[[ Stored data, beginning ]]

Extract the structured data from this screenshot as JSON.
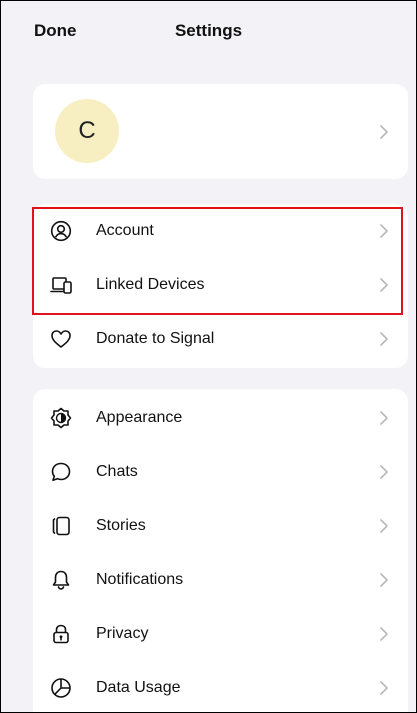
{
  "header": {
    "done_label": "Done",
    "title": "Settings"
  },
  "profile": {
    "avatar_initial": "C"
  },
  "group1": {
    "items": [
      {
        "label": "Account",
        "icon": "account-circle-icon"
      },
      {
        "label": "Linked Devices",
        "icon": "linked-devices-icon"
      },
      {
        "label": "Donate to Signal",
        "icon": "heart-icon"
      }
    ]
  },
  "group2": {
    "items": [
      {
        "label": "Appearance",
        "icon": "appearance-icon"
      },
      {
        "label": "Chats",
        "icon": "chat-bubble-icon"
      },
      {
        "label": "Stories",
        "icon": "stories-icon"
      },
      {
        "label": "Notifications",
        "icon": "bell-icon"
      },
      {
        "label": "Privacy",
        "icon": "lock-icon"
      },
      {
        "label": "Data Usage",
        "icon": "data-usage-icon"
      }
    ]
  },
  "colors": {
    "background": "#f2f2f7",
    "avatar": "#f7efc2",
    "highlight_border": "#e0131c"
  }
}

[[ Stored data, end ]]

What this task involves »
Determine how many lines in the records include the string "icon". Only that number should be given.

Reply to the task »
9